Could things get any worse for beer like drinks, well yeah kind of… Kirin and Suntory decided to try their luck at non-alcoholic no calorie beer like beverages. For the most part its been a successful venture. Many restaurants serve non-alcoholic beers like Kirin-free in bottle form now. I must admit it’s a nice gesture to be able to feel like you are drinking beer at a restaurant and be allowed to drive legally afterward but its just not the same.

The first strike for Kirin Free and others like it is that it is zero calorie, which usually means a very light to non existent taste. I hate diet drinks, I just drink the regular poison fat juice and cola in moderation. If I am going to drink something I want, it might as well be the real thing right?

Anyway, to me, Kirin’s free tastes like carbonated stale grape juice. It also has a pretty unsatisfying aftertaste. The same could be said for Suntory’s brand as well but it isn’t sold as widely Kirin’s is. I think Free tastes like stale grapes most likely because it is grape based. It looks like beer, pours like beer, and even kind of smells kind of like a cheap Hopposhu but it tastes nothing like beer. This doesn’t seem to bother many Japanese people I’ve drank this stuff with during business parties and other occasions. They have most likely become comfortable with beer taste drinks like Happoshu already so their standards have loosened somewhat. So I suppose my opinion on Kirin Free’s flat taste is not all that common. Or nobody really bothers speaking out on it besides non-Japanese expats like myself.

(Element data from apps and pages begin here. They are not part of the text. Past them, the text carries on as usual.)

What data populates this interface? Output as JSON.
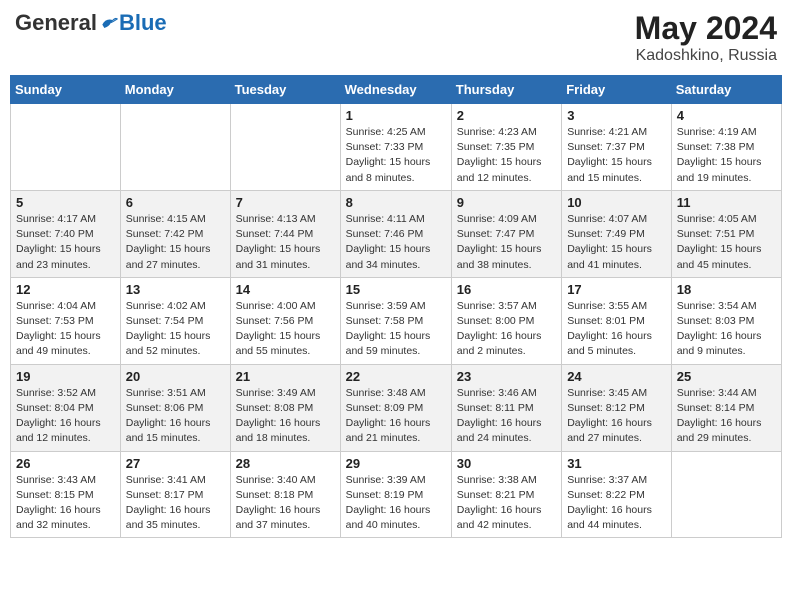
{
  "header": {
    "logo_general": "General",
    "logo_blue": "Blue",
    "month_year": "May 2024",
    "location": "Kadoshkino, Russia"
  },
  "days_of_week": [
    "Sunday",
    "Monday",
    "Tuesday",
    "Wednesday",
    "Thursday",
    "Friday",
    "Saturday"
  ],
  "weeks": [
    [
      {
        "num": "",
        "info": ""
      },
      {
        "num": "",
        "info": ""
      },
      {
        "num": "",
        "info": ""
      },
      {
        "num": "1",
        "info": "Sunrise: 4:25 AM\nSunset: 7:33 PM\nDaylight: 15 hours\nand 8 minutes."
      },
      {
        "num": "2",
        "info": "Sunrise: 4:23 AM\nSunset: 7:35 PM\nDaylight: 15 hours\nand 12 minutes."
      },
      {
        "num": "3",
        "info": "Sunrise: 4:21 AM\nSunset: 7:37 PM\nDaylight: 15 hours\nand 15 minutes."
      },
      {
        "num": "4",
        "info": "Sunrise: 4:19 AM\nSunset: 7:38 PM\nDaylight: 15 hours\nand 19 minutes."
      }
    ],
    [
      {
        "num": "5",
        "info": "Sunrise: 4:17 AM\nSunset: 7:40 PM\nDaylight: 15 hours\nand 23 minutes."
      },
      {
        "num": "6",
        "info": "Sunrise: 4:15 AM\nSunset: 7:42 PM\nDaylight: 15 hours\nand 27 minutes."
      },
      {
        "num": "7",
        "info": "Sunrise: 4:13 AM\nSunset: 7:44 PM\nDaylight: 15 hours\nand 31 minutes."
      },
      {
        "num": "8",
        "info": "Sunrise: 4:11 AM\nSunset: 7:46 PM\nDaylight: 15 hours\nand 34 minutes."
      },
      {
        "num": "9",
        "info": "Sunrise: 4:09 AM\nSunset: 7:47 PM\nDaylight: 15 hours\nand 38 minutes."
      },
      {
        "num": "10",
        "info": "Sunrise: 4:07 AM\nSunset: 7:49 PM\nDaylight: 15 hours\nand 41 minutes."
      },
      {
        "num": "11",
        "info": "Sunrise: 4:05 AM\nSunset: 7:51 PM\nDaylight: 15 hours\nand 45 minutes."
      }
    ],
    [
      {
        "num": "12",
        "info": "Sunrise: 4:04 AM\nSunset: 7:53 PM\nDaylight: 15 hours\nand 49 minutes."
      },
      {
        "num": "13",
        "info": "Sunrise: 4:02 AM\nSunset: 7:54 PM\nDaylight: 15 hours\nand 52 minutes."
      },
      {
        "num": "14",
        "info": "Sunrise: 4:00 AM\nSunset: 7:56 PM\nDaylight: 15 hours\nand 55 minutes."
      },
      {
        "num": "15",
        "info": "Sunrise: 3:59 AM\nSunset: 7:58 PM\nDaylight: 15 hours\nand 59 minutes."
      },
      {
        "num": "16",
        "info": "Sunrise: 3:57 AM\nSunset: 8:00 PM\nDaylight: 16 hours\nand 2 minutes."
      },
      {
        "num": "17",
        "info": "Sunrise: 3:55 AM\nSunset: 8:01 PM\nDaylight: 16 hours\nand 5 minutes."
      },
      {
        "num": "18",
        "info": "Sunrise: 3:54 AM\nSunset: 8:03 PM\nDaylight: 16 hours\nand 9 minutes."
      }
    ],
    [
      {
        "num": "19",
        "info": "Sunrise: 3:52 AM\nSunset: 8:04 PM\nDaylight: 16 hours\nand 12 minutes."
      },
      {
        "num": "20",
        "info": "Sunrise: 3:51 AM\nSunset: 8:06 PM\nDaylight: 16 hours\nand 15 minutes."
      },
      {
        "num": "21",
        "info": "Sunrise: 3:49 AM\nSunset: 8:08 PM\nDaylight: 16 hours\nand 18 minutes."
      },
      {
        "num": "22",
        "info": "Sunrise: 3:48 AM\nSunset: 8:09 PM\nDaylight: 16 hours\nand 21 minutes."
      },
      {
        "num": "23",
        "info": "Sunrise: 3:46 AM\nSunset: 8:11 PM\nDaylight: 16 hours\nand 24 minutes."
      },
      {
        "num": "24",
        "info": "Sunrise: 3:45 AM\nSunset: 8:12 PM\nDaylight: 16 hours\nand 27 minutes."
      },
      {
        "num": "25",
        "info": "Sunrise: 3:44 AM\nSunset: 8:14 PM\nDaylight: 16 hours\nand 29 minutes."
      }
    ],
    [
      {
        "num": "26",
        "info": "Sunrise: 3:43 AM\nSunset: 8:15 PM\nDaylight: 16 hours\nand 32 minutes."
      },
      {
        "num": "27",
        "info": "Sunrise: 3:41 AM\nSunset: 8:17 PM\nDaylight: 16 hours\nand 35 minutes."
      },
      {
        "num": "28",
        "info": "Sunrise: 3:40 AM\nSunset: 8:18 PM\nDaylight: 16 hours\nand 37 minutes."
      },
      {
        "num": "29",
        "info": "Sunrise: 3:39 AM\nSunset: 8:19 PM\nDaylight: 16 hours\nand 40 minutes."
      },
      {
        "num": "30",
        "info": "Sunrise: 3:38 AM\nSunset: 8:21 PM\nDaylight: 16 hours\nand 42 minutes."
      },
      {
        "num": "31",
        "info": "Sunrise: 3:37 AM\nSunset: 8:22 PM\nDaylight: 16 hours\nand 44 minutes."
      },
      {
        "num": "",
        "info": ""
      }
    ]
  ]
}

NEC_0062Here’s where my opinion on beer taste non alcoholic beverages improves slightly though, I finally found a non-alcoholic beer that actually is not an affront to my taste buds. Last Friday I was doing my regular shopping routine at a local supermarket and I was approached by a product testing lady serving Asahi’s new Dry Zero. Dry Zero is Aasahi’s attempt at a zero calorie, zero alcohol beverage to counter Kirin’s success. When I first sipped from the tester glass I got a similar disappointing sensation I usually do with non alcoholic beers. But after a second or so it seemed pretty decent to me. Even the after taste and the taste of a burp really felt close to an authentic beer taste. I am not quite sure how they did it but it’s a better attempt at simulating a beer flavor than Happoshu and Daisan Beers.

I have no real intention to buy any of these products for home use but if I encounter the Asahi brand non alcoholic beverage when I am at a restaurant I may get it. I wish the Japanese driving law and tax on beer wasn’t so unbearable and strict but at least I have a worthy alternative to drinking real beer. So, if you are into trying new things and you encounter one of Asahi’s Dry Zero in the wild, try one out. You might find it not too bad as I did. Smile